a person who makes an excessive or inappropriate display of learning.
a person who overemphasizes rules or minor details.
a person who adheres rigidly to book knowledge without regard to common sense.
teacher, pedant; apparently akin to
a person who relies too much on academic learning or who is concerned chiefly with insignificant detail
a schoolmaster or teacher
[C16: via Old French from Italian
teacher; perhaps related to Latin
Collins English Dictionary - Complete & Unabridged 10th Edition
2009 © William Collins Sons & Co. Ltd. 1979, 1986 © HarperCollins
Publishers 1998, 2000, 2003, 2005, 2006, 2007, 2009

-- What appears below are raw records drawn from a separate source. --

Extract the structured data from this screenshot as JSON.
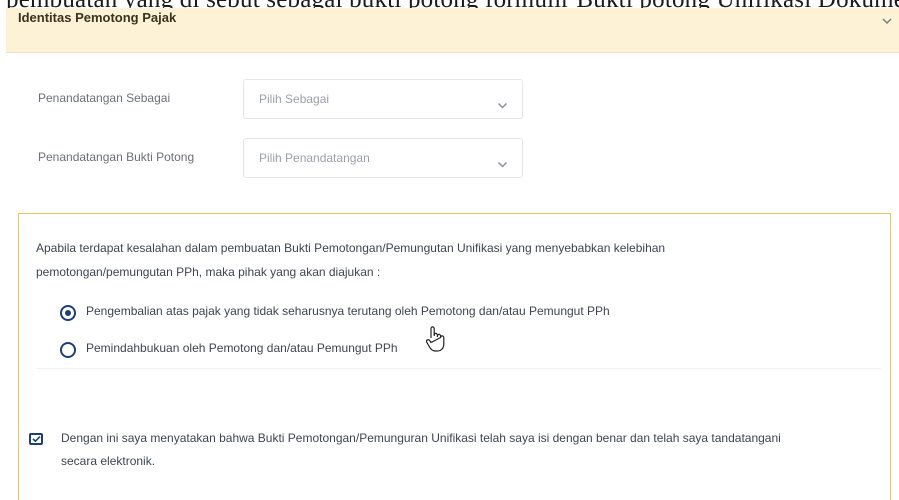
{
  "overlay_caption": "pembuatan yang di sebut sebagai bukti potong formulir Bukti potong Unifikasi Dokumen",
  "panel": {
    "title": "Identitas Pemotong Pajak",
    "collapse_icon": "chevron-down-icon"
  },
  "form": {
    "signer_as": {
      "label": "Penandatangan Sebagai",
      "value": "Pilih Sebagai"
    },
    "signer_proof": {
      "label": "Penandatangan Bukti Potong",
      "value": "Pilih Penandatangan"
    }
  },
  "notice": {
    "intro_line1": "Apabila terdapat kesalahan dalam pembuatan Bukti Pemotongan/Pemungutan Unifikasi yang menyebabkan kelebihan",
    "intro_line2": "pemotongan/pemungutan PPh, maka pihak yang akan diajukan :",
    "options": [
      {
        "label": "Pengembalian atas pajak yang tidak seharusnya terutang oleh Pemotong dan/atau Pemungut PPh",
        "selected": true
      },
      {
        "label": "Pemindahbukuan oleh Pemotong dan/atau Pemungut PPh",
        "selected": false
      }
    ],
    "confirmation_line1": "Dengan ini saya menyatakan bahwa Bukti Pemotongan/Pemunguran Unifikasi telah saya isi dengan benar dan telah saya tandatangani",
    "confirmation_line2": "secara elektronik.",
    "confirmation_checked": true
  },
  "colors": {
    "header_bg": "#fdf1d6",
    "accent_border": "#f3c15a",
    "control_blue": "#1d3e7a"
  }
}
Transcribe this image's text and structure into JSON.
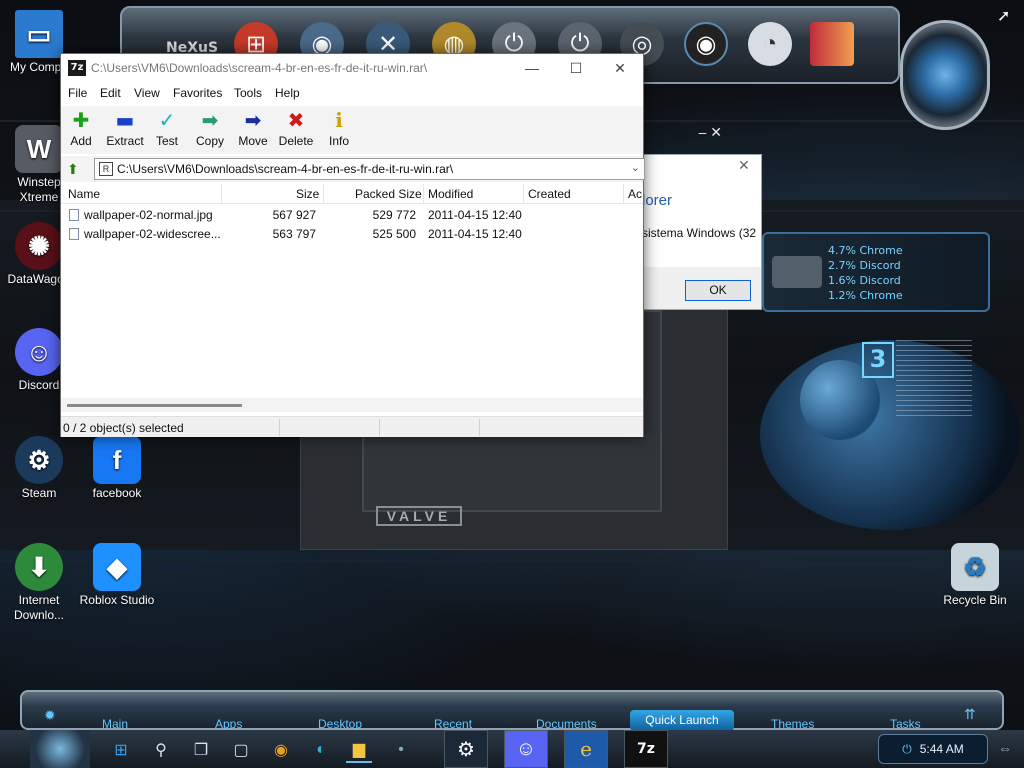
{
  "desktop": {
    "icons": [
      {
        "label": "My Compu"
      },
      {
        "label": "Winstep Xtreme"
      },
      {
        "label": "DataWagon"
      },
      {
        "label": "Discord"
      },
      {
        "label": "Steam"
      },
      {
        "label": "facebook"
      },
      {
        "label": "Internet Downlo..."
      },
      {
        "label": "Roblox Studio"
      },
      {
        "label": "Recycle Bin"
      }
    ],
    "top_dock_label": "NeXuS",
    "valve_text": "VALVE",
    "s3_text": "3",
    "net_widget": [
      "4.7% Chrome",
      "2.7% Discord",
      "1.6% Discord",
      "1.2% Chrome"
    ]
  },
  "background_dialog": {
    "title": "lorer",
    "text": "sistema Windows (32",
    "ok_label": "OK"
  },
  "window": {
    "app_icon": "7z",
    "title": "C:\\Users\\VM6\\Downloads\\scream-4-br-en-es-fr-de-it-ru-win.rar\\",
    "menu": [
      "File",
      "Edit",
      "View",
      "Favorites",
      "Tools",
      "Help"
    ],
    "toolbar": [
      {
        "label": "Add",
        "icon": "plus-icon",
        "color": "#1aa01a"
      },
      {
        "label": "Extract",
        "icon": "minus-icon",
        "color": "#1a3fc8"
      },
      {
        "label": "Test",
        "icon": "check-icon",
        "color": "#19b3b3"
      },
      {
        "label": "Copy",
        "icon": "arrow-right-icon",
        "color": "#2a9a7a"
      },
      {
        "label": "Move",
        "icon": "arrow-right-icon",
        "color": "#1a2f9e"
      },
      {
        "label": "Delete",
        "icon": "x-icon",
        "color": "#d11a1a"
      },
      {
        "label": "Info",
        "icon": "info-icon",
        "color": "#c8a400"
      }
    ],
    "address": "C:\\Users\\VM6\\Downloads\\scream-4-br-en-es-fr-de-it-ru-win.rar\\",
    "columns": [
      "Name",
      "Size",
      "Packed Size",
      "Modified",
      "Created",
      "Ac"
    ],
    "files": [
      {
        "name": "wallpaper-02-normal.jpg",
        "size": "567 927",
        "packed": "529 772",
        "modified": "2011-04-15 12:40"
      },
      {
        "name": "wallpaper-02-widescree...",
        "size": "563 797",
        "packed": "525 500",
        "modified": "2011-04-15 12:40"
      }
    ],
    "status": "0 / 2 object(s) selected"
  },
  "launch_bar": {
    "items": [
      "Main",
      "Apps",
      "Desktop",
      "Recent",
      "Documents",
      "Quick Launch",
      "Themes",
      "Tasks"
    ]
  },
  "taskbar": {
    "time": "5:44 AM"
  }
}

It is not just the pedants who persist in this usage.
Maybe I'm just a pedant at heart.
I'm just being a wizened little pedant, but you got me riled up.
Carlos is an eccentric pedant of about forty.
It is the finest piece that has been composed, as some pedant has said, since the Romans died.
He now suspected that back of Simon's needle-pointed teeth beat the anxious heart of an overextended pedant.
He appeared to them to be a queer kind of pedant; they did not care for him, and made no overtures to him, and he avoided them.
Such words as assassination, pedant, obscene and premeditated appeared first in Shakespeare.
Don't bait the pedant.
He was no longer addressing his peers by then but ministering to youthful acolytes, playing the pacifist pedant of the past.
He was no pedant for pure English, still less for the vocabulary of a pedagogue reared upon the classical tongues.
Nor was it undertaken with the narrow ambition of the pedant.